In the last but one post of this series we'll try to run a simple cluster of 3 nodes running EventStore instances. What is worth noting here is the fact, that there're three ways to organize and configure instances, so they work with each other:
- running them on the same machine
- running them on separate machines using IPs
- running them on separate machines using DNS
Because the first one is almost self-describing(you have to start three instances on different ports), we'll omit it here and focus on the more complicated examples.
Running on separate machines
We'll start with creating 2 additional machines for our purposes. Just create two additional VM instances in the resource group you're using just like in the very first post of this series and we're good to go. Make sure that you're creating them in the same virtual network, which was created for the first virtual machine.
Once VMs are created, log in to each one and install EventStore instances as described in the previous posts.

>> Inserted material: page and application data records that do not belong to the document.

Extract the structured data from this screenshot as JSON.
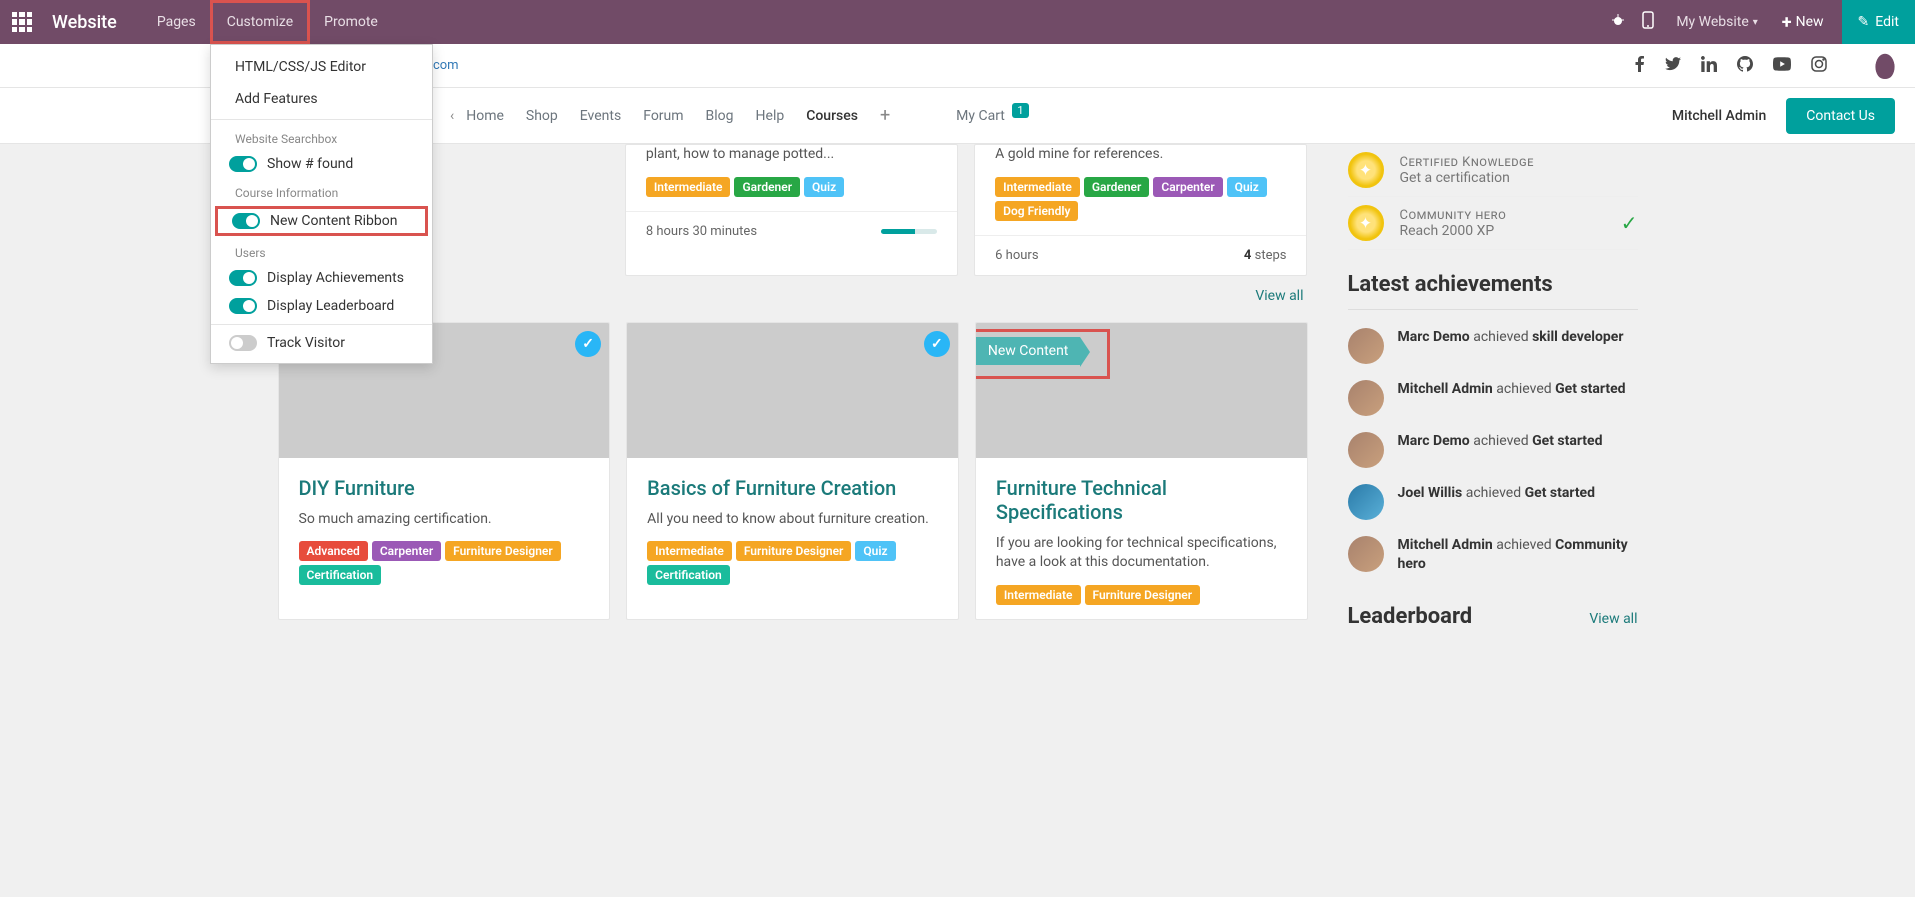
{
  "topbar": {
    "brand": "Website",
    "nav": [
      "Pages",
      "Customize",
      "Promote"
    ],
    "my_website": "My Website",
    "new": "New",
    "edit": "Edit"
  },
  "customize_menu": {
    "item_editor": "HTML/CSS/JS Editor",
    "item_features": "Add Features",
    "section_search": "Website Searchbox",
    "toggle_show_found": "Show # found",
    "section_course": "Course Information",
    "toggle_ribbon": "New Content Ribbon",
    "section_users": "Users",
    "toggle_achievements": "Display Achievements",
    "toggle_leaderboard": "Display Leaderboard",
    "toggle_track": "Track Visitor"
  },
  "subheader": {
    "email_partial": "rcompany.example.com"
  },
  "sitenav": {
    "links": [
      "Home",
      "Shop",
      "Events",
      "Forum",
      "Blog",
      "Help",
      "Courses"
    ],
    "cart": "My Cart",
    "cart_count": "1",
    "admin": "Mitchell Admin",
    "contact": "Contact Us"
  },
  "top_cards": {
    "card1": {
      "desc_partial": "plant, how to manage potted...",
      "tags": [
        "Intermediate",
        "Gardener",
        "Quiz"
      ],
      "duration": "8 hours 30 minutes"
    },
    "card2": {
      "desc_partial": "A gold mine for references.",
      "tags": [
        "Intermediate",
        "Gardener",
        "Carpenter",
        "Quiz",
        "Dog Friendly"
      ],
      "duration": "6 hours",
      "steps_num": "4",
      "steps_label": "steps"
    }
  },
  "view_all": "View all",
  "cards": {
    "diy": {
      "title": "DIY Furniture",
      "desc": "So much amazing certification.",
      "tags": [
        "Advanced",
        "Carpenter",
        "Furniture Designer",
        "Certification"
      ]
    },
    "basics": {
      "title": "Basics of Furniture Creation",
      "desc": "All you need to know about furniture creation.",
      "tags": [
        "Intermediate",
        "Furniture Designer",
        "Quiz",
        "Certification"
      ]
    },
    "specs": {
      "title": "Furniture Technical Specifications",
      "desc": "If you are looking for technical specifications, have a look at this documentation.",
      "tags": [
        "Intermediate",
        "Furniture Designer"
      ],
      "ribbon": "New Content"
    }
  },
  "sidebar": {
    "knowledge_title": "Certified Knowledge",
    "knowledge_sub": "Get a certification",
    "hero_title": "Community hero",
    "hero_sub": "Reach 2000 XP",
    "achievements_heading": "Latest achievements",
    "achievements": [
      {
        "user": "Marc Demo",
        "verb": "achieved",
        "badge": "skill developer"
      },
      {
        "user": "Mitchell Admin",
        "verb": "achieved",
        "badge": "Get started"
      },
      {
        "user": "Marc Demo",
        "verb": "achieved",
        "badge": "Get started"
      },
      {
        "user": "Joel Willis",
        "verb": "achieved",
        "badge": "Get started"
      },
      {
        "user": "Mitchell Admin",
        "verb": "achieved",
        "badge": "Community hero"
      }
    ],
    "leaderboard_heading": "Leaderboard",
    "leaderboard_viewall": "View all"
  }
}
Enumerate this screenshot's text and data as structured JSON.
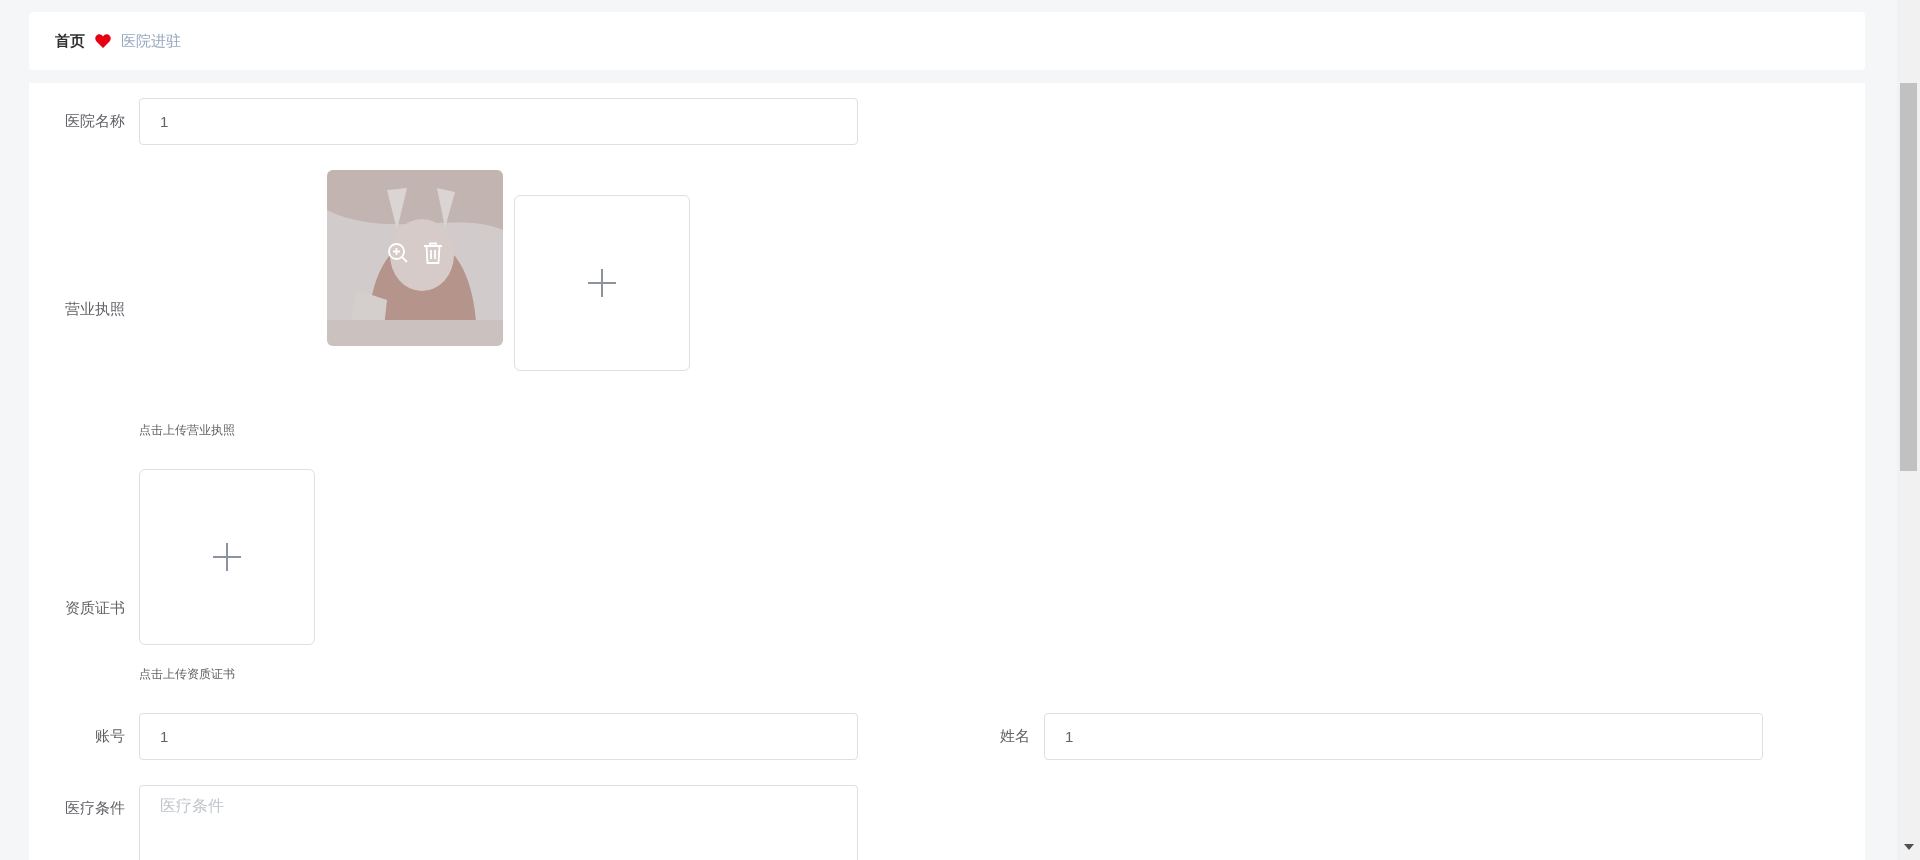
{
  "breadcrumb": [
    {
      "label": "首页",
      "current": false
    },
    {
      "label": "医院进驻",
      "current": true
    }
  ],
  "form_rows": [
    {
      "fields": [
        {
          "kind": "text",
          "label": "医院名称",
          "value": "1"
        }
      ]
    },
    {
      "fields": [
        {
          "kind": "upload",
          "label": "营业执照",
          "hint": "点击上传营业执照"
        }
      ]
    },
    {
      "fields": [
        {
          "kind": "upload",
          "label": "资质证书",
          "hint": "点击上传资质证书"
        }
      ]
    },
    {
      "fields": [
        {
          "kind": "text",
          "label": "账号",
          "value": "1"
        },
        {
          "kind": "text",
          "label": "姓名",
          "value": "1"
        }
      ]
    },
    {
      "fields": [
        {
          "kind": "textarea",
          "label": "医疗条件",
          "placeholder": "医疗条件"
        }
      ]
    }
  ]
}
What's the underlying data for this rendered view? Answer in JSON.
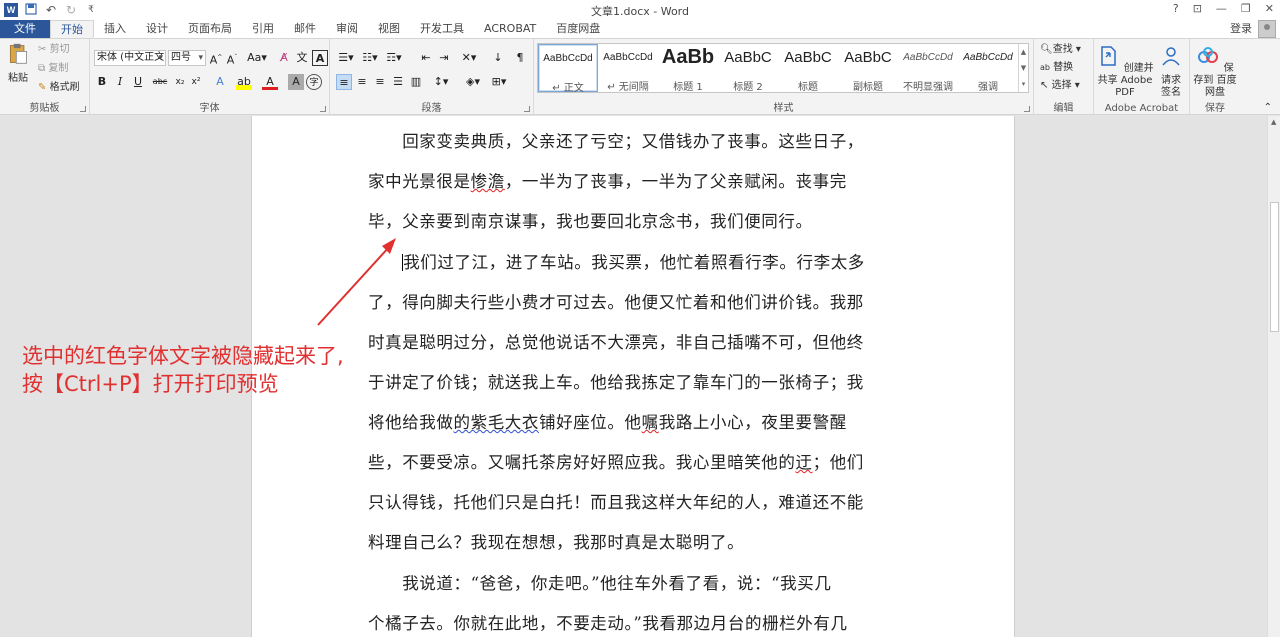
{
  "window": {
    "title": "文章1.docx - Word",
    "controls": [
      "?",
      "⊡",
      "—",
      "❐",
      "✕"
    ]
  },
  "tabs": {
    "file": "文件",
    "items": [
      "开始",
      "插入",
      "设计",
      "页面布局",
      "引用",
      "邮件",
      "审阅",
      "视图",
      "开发工具",
      "ACROBAT",
      "百度网盘"
    ],
    "login": "登录"
  },
  "ribbon": {
    "clipboard": {
      "label": "剪贴板",
      "paste": "粘贴",
      "cut": "剪切",
      "copy": "复制",
      "format_painter": "格式刷"
    },
    "font": {
      "label": "字体",
      "font_name": "宋体 (中文正文",
      "font_size": "四号"
    },
    "paragraph": {
      "label": "段落"
    },
    "styles": {
      "label": "样式",
      "items": [
        {
          "sample": "AaBbCcDd",
          "name": "↵ 正文"
        },
        {
          "sample": "AaBbCcDd",
          "name": "↵ 无间隔"
        },
        {
          "sample": "AaBb",
          "name": "标题 1"
        },
        {
          "sample": "AaBbC",
          "name": "标题 2"
        },
        {
          "sample": "AaBbC",
          "name": "标题"
        },
        {
          "sample": "AaBbC",
          "name": "副标题"
        },
        {
          "sample": "AaBbCcDd",
          "name": "不明显强调"
        },
        {
          "sample": "AaBbCcDd",
          "name": "强调"
        }
      ]
    },
    "editing": {
      "label": "编辑",
      "find": "查找",
      "replace": "替换",
      "select": "选择"
    },
    "acrobat": {
      "label": "Adobe Acrobat",
      "create_pdf": "创建并共享 Adobe PDF",
      "request_sign": "请求 签名"
    },
    "save": {
      "label": "保存",
      "baidu": "保存到 百度网盘"
    }
  },
  "document": {
    "lines": [
      "　　回家变卖典质，父亲还了亏空；又借钱办了丧事。这些日子，",
      "家中光景很是惨澹，一半为了丧事，一半为了父亲赋闲。丧事完",
      "毕，父亲要到南京谋事，我也要回北京念书，我们便同行。",
      "　　我们过了江，进了车站。我买票，他忙着照看行李。行李太多",
      "了，得向脚夫行些小费才可过去。他便又忙着和他们讲价钱。我那",
      "时真是聪明过分，总觉他说话不大漂亮，非自己插嘴不可，但他终",
      "于讲定了价钱；就送我上车。他给我拣定了靠车门的一张椅子；我",
      "将他给我做的紫毛大衣铺好座位。他嘱我路上小心，夜里要警醒",
      "些，不要受凉。又嘱托茶房好好照应我。我心里暗笑他的迂；他们",
      "只认得钱，托他们只是白托！而且我这样大年纪的人，难道还不能",
      "料理自己么？我现在想想，我那时真是太聪明了。",
      "　　我说道：“爸爸，你走吧。”他往车外看了看，说：“我买几",
      "个橘子去。你就在此地，不要走动。”我看那边月台的栅栏外有几"
    ]
  },
  "annotation": {
    "line1": "选中的红色字体文字被隐藏起来了,",
    "line2": "按【Ctrl+P】打开打印预览",
    "color": "#e03030"
  }
}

Now we have to configure our instances so they're aware of other nodes. Basically what you have to do here is to change configuration on each node so it knows cluster size and other communication partners. Your eventstore.conf file could look like this:
The important thing here is the GossipSeed property, which points to other cluster nodes. I'm using here private IPs so my instances are still secured inside the network. The important thing here is that ES uses internal HTTP port for gossiping so make sure you're using the right value - if anything's wrong, election service won't be able to other machines and you'll see DEAD as other nodes status.
Configure all three nodes with proper gossip seeds and IPs by modifying each one's configuration file. Once you're done, go to the web panel of ES and sign in as admin.
Checking cluster status
If you sign in to the web panel, you'll see Cluster status menu item:
It will show all nodes attached, current state(which one is a master) and many, many more. I strongly recommend you to play a bit with it.
We've managed to create a cluster of 3 different machines running EventStore using VMs from Azure. In the last part of this series we'll try to use DNS instead to ease configuration a bit if anything changes.